◆ PROBLEM TO WORK ON ◆
The required result is each line of the entries below containing the string "Save".

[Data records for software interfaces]
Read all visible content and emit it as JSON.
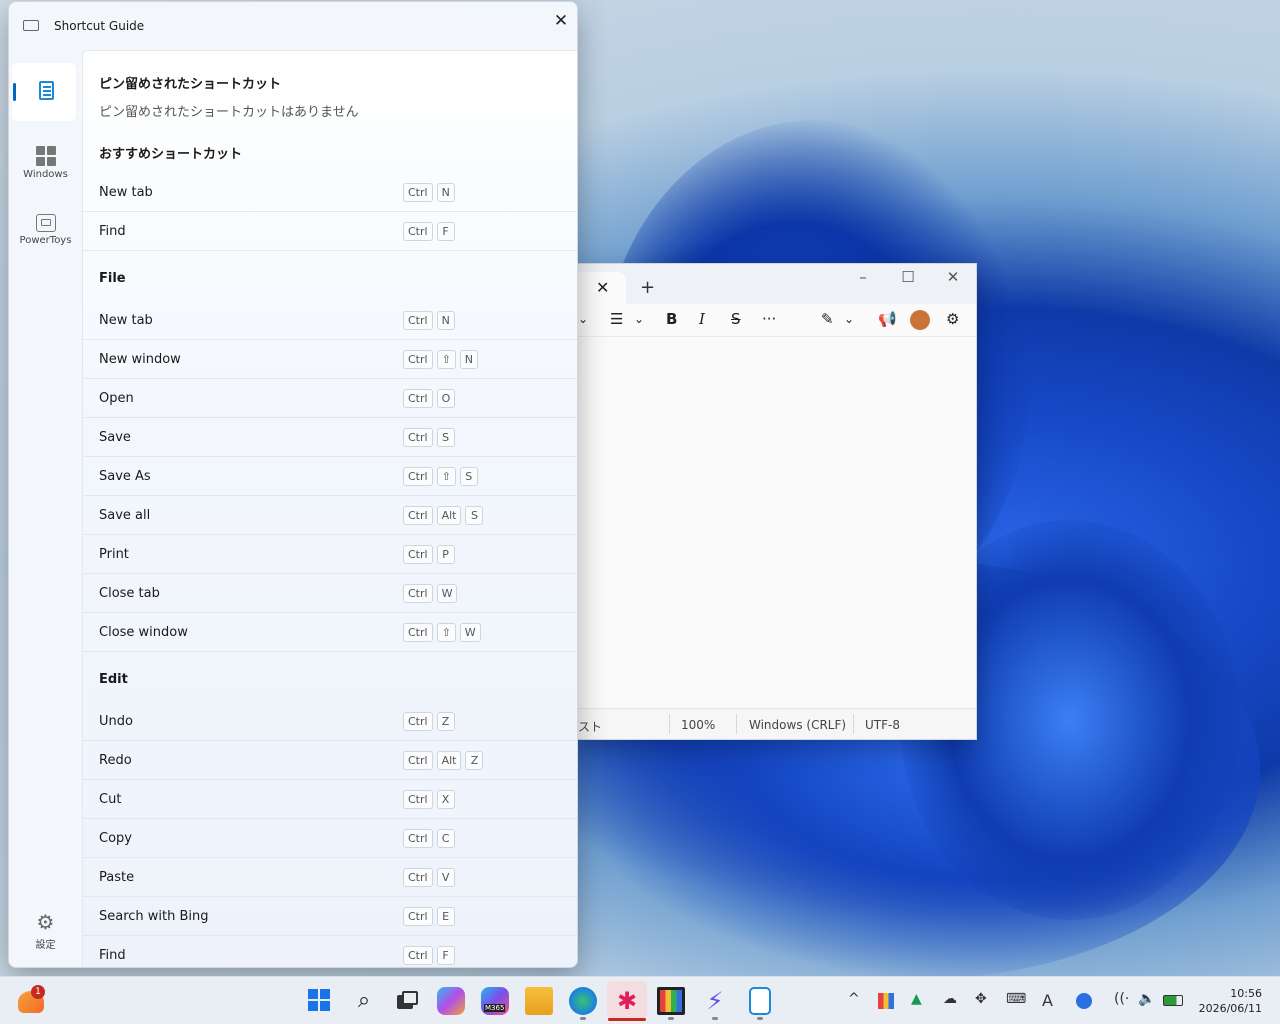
{
  "shortcut_guide": {
    "title": "Shortcut Guide",
    "nav": {
      "windows_label": "Windows",
      "powertoys_label": "PowerToys",
      "settings_label": "設定"
    },
    "pinned_heading": "ピン留めされたショートカット",
    "pinned_empty": "ピン留めされたショートカットはありません",
    "sections": [
      {
        "title": "おすすめショートカット",
        "rows": [
          {
            "label": "New tab",
            "keys": [
              "Ctrl",
              "N"
            ]
          },
          {
            "label": "Find",
            "keys": [
              "Ctrl",
              "F"
            ]
          }
        ]
      },
      {
        "title": "File",
        "rows": [
          {
            "label": "New tab",
            "keys": [
              "Ctrl",
              "N"
            ]
          },
          {
            "label": "New window",
            "keys": [
              "Ctrl",
              "⇧",
              "N"
            ]
          },
          {
            "label": "Open",
            "keys": [
              "Ctrl",
              "O"
            ]
          },
          {
            "label": "Save",
            "keys": [
              "Ctrl",
              "S"
            ]
          },
          {
            "label": "Save As",
            "keys": [
              "Ctrl",
              "⇧",
              "S"
            ]
          },
          {
            "label": "Save all",
            "keys": [
              "Ctrl",
              "Alt",
              "S"
            ]
          },
          {
            "label": "Print",
            "keys": [
              "Ctrl",
              "P"
            ]
          },
          {
            "label": "Close tab",
            "keys": [
              "Ctrl",
              "W"
            ]
          },
          {
            "label": "Close window",
            "keys": [
              "Ctrl",
              "⇧",
              "W"
            ]
          }
        ]
      },
      {
        "title": "Edit",
        "rows": [
          {
            "label": "Undo",
            "keys": [
              "Ctrl",
              "Z"
            ]
          },
          {
            "label": "Redo",
            "keys": [
              "Ctrl",
              "Alt",
              "Z"
            ]
          },
          {
            "label": "Cut",
            "keys": [
              "Ctrl",
              "X"
            ]
          },
          {
            "label": "Copy",
            "keys": [
              "Ctrl",
              "C"
            ]
          },
          {
            "label": "Paste",
            "keys": [
              "Ctrl",
              "V"
            ]
          },
          {
            "label": "Search with Bing",
            "keys": [
              "Ctrl",
              "E"
            ]
          },
          {
            "label": "Find",
            "keys": [
              "Ctrl",
              "F"
            ]
          }
        ]
      }
    ]
  },
  "notepad": {
    "status": {
      "text_fragment": "スト",
      "zoom": "100%",
      "line_ending": "Windows (CRLF)",
      "encoding": "UTF-8"
    }
  },
  "taskbar": {
    "weather_badge": "1",
    "m365_label": "M365",
    "time": "10:56",
    "date": "2026/06/11",
    "ime_label": "A"
  }
}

◆ EXERCISE RESPONSE ◆
            "label": "Save",
            "label": "Save As",
            "label": "Save all",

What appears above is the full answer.